++++ Extracted material
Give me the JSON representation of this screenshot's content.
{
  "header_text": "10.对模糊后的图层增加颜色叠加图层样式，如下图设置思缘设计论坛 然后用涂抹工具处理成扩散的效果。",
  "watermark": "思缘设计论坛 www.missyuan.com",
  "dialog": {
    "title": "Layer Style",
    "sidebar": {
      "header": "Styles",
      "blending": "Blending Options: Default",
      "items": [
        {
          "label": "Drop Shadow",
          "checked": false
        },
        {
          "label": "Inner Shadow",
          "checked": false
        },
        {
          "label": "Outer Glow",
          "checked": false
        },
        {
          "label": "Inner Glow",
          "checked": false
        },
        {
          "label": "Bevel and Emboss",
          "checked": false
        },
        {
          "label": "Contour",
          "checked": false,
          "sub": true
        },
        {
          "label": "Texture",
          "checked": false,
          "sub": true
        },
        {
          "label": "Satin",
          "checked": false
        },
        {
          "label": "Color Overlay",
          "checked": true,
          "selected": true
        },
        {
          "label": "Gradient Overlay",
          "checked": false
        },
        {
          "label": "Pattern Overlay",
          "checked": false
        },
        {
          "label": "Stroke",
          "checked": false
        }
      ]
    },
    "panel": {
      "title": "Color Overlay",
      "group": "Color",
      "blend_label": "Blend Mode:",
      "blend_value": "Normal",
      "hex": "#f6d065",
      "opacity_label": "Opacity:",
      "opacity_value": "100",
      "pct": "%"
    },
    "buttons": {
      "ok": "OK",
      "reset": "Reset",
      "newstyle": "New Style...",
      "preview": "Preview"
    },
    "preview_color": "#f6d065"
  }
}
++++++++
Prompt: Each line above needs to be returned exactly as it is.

Result of this task:
Give me the JSON representation of this screenshot's content.
{
  "header_text": "10.对模糊后的图层增加颜色叠加图层样式，如下图设置思缘设计论坛 然后用涂抹工具处理成扩散的效果。",
  "watermark": "思缘设计论坛 www.missyuan.com",
  "dialog": {
    "title": "Layer Style",
    "sidebar": {
      "header": "Styles",
      "blending": "Blending Options: Default",
      "items": [
        {
          "label": "Drop Shadow",
          "checked": false
        },
        {
          "label": "Inner Shadow",
          "checked": false
        },
        {
          "label": "Outer Glow",
          "checked": false
        },
        {
          "label": "Inner Glow",
          "checked": false
        },
        {
          "label": "Bevel and Emboss",
          "checked": false
        },
        {
          "label": "Contour",
          "checked": false,
          "sub": true
        },
        {
          "label": "Texture",
          "checked": false,
          "sub": true
        },
        {
          "label": "Satin",
          "checked": false
        },
        {
          "label": "Color Overlay",
          "checked": true,
          "selected": true
        },
        {
          "label": "Gradient Overlay",
          "checked": false
        },
        {
          "label": "Pattern Overlay",
          "checked": false
        },
        {
          "label": "Stroke",
          "checked": false
        }
      ]
    },
    "panel": {
      "title": "Color Overlay",
      "group": "Color",
      "blend_label": "Blend Mode:",
      "blend_value": "Normal",
      "hex": "#f6d065",
      "opacity_label": "Opacity:",
      "opacity_value": "100",
      "pct": "%"
    },
    "buttons": {
      "ok": "OK",
      "reset": "Reset",
      "newstyle": "New Style...",
      "preview": "Preview"
    },
    "preview_color": "#f6d065"
  }
}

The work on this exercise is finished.